security important. The Mesh cannot be breached because none of the data
stored in the Mesh is confidential. The only places confidential data is
not encrypted is at the endpoints.

But end to end security has serious costs. You can't have end to end
security without a key infrastructure. And until the Mesh there hasn't
really been a key infrastructure that was designed for use by non-expert
users. And end to end security isn't the 'best' security, it is only one
form of security. End to end doesn't provide protection against metadata or
traffic analysis. The Mesh has end-to-end and transport layer security. The
most critical operations even have a third layer of encryption. And I can
give a security rationale for each.

Another critical security technology that we managed to allow ourselves to
be persuaded was 'evil' is trustworthy computing. As a result the WebPKI
and code signing infrastructures use private keys that are stored on the
machine itself, in many cases in plaintext but with security through
obscurity at best.
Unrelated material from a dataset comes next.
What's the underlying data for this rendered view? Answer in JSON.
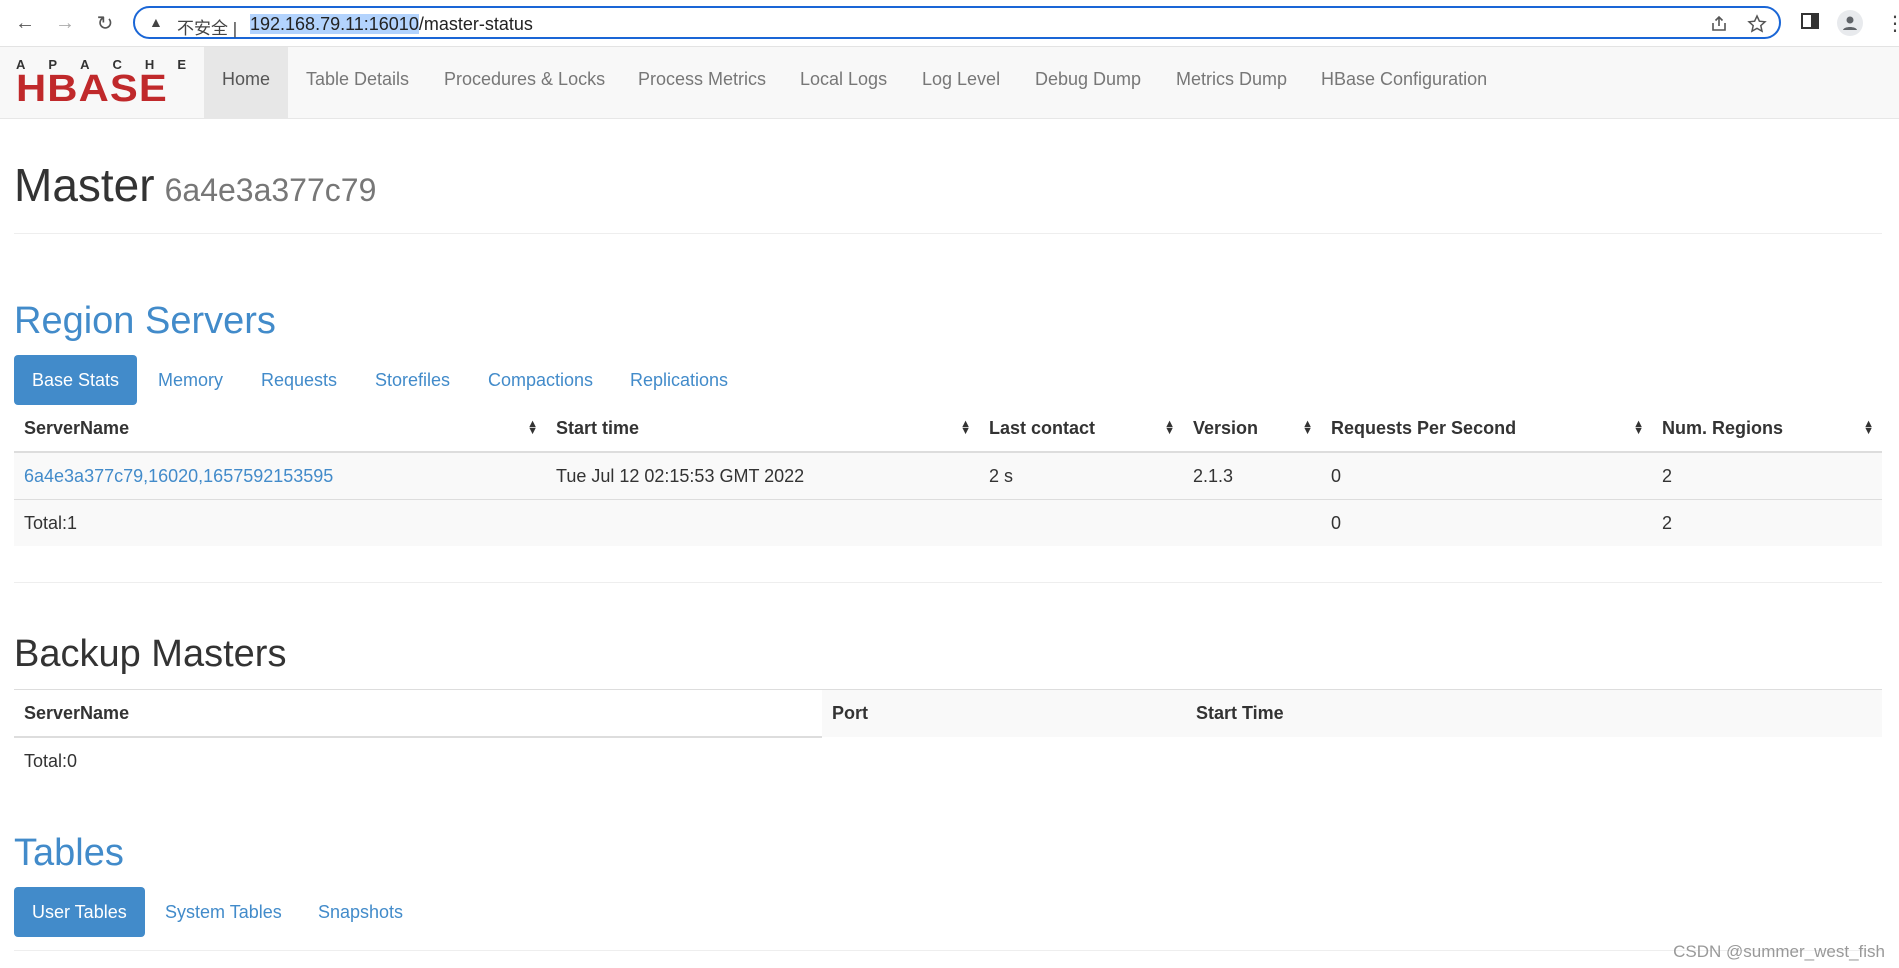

But we have the technology that would allow us to bind
those private keys to servers in such a way that they can be used but not
extracted without physical access to the machine itself and a significant
degree of technical effort.

So lets make sure we don't make the same mistake this time round. Transport
layer security and key escrow have security liabilities as well as
benefits. Trustworthy computing is a tool that we can and should be using
to make our users secure.


What is popular and commonly agreed in computing isn't always the right
thing. Security is allowing our users to control risk, not defeating the
political objectives of Louis Freeh or the RIAA.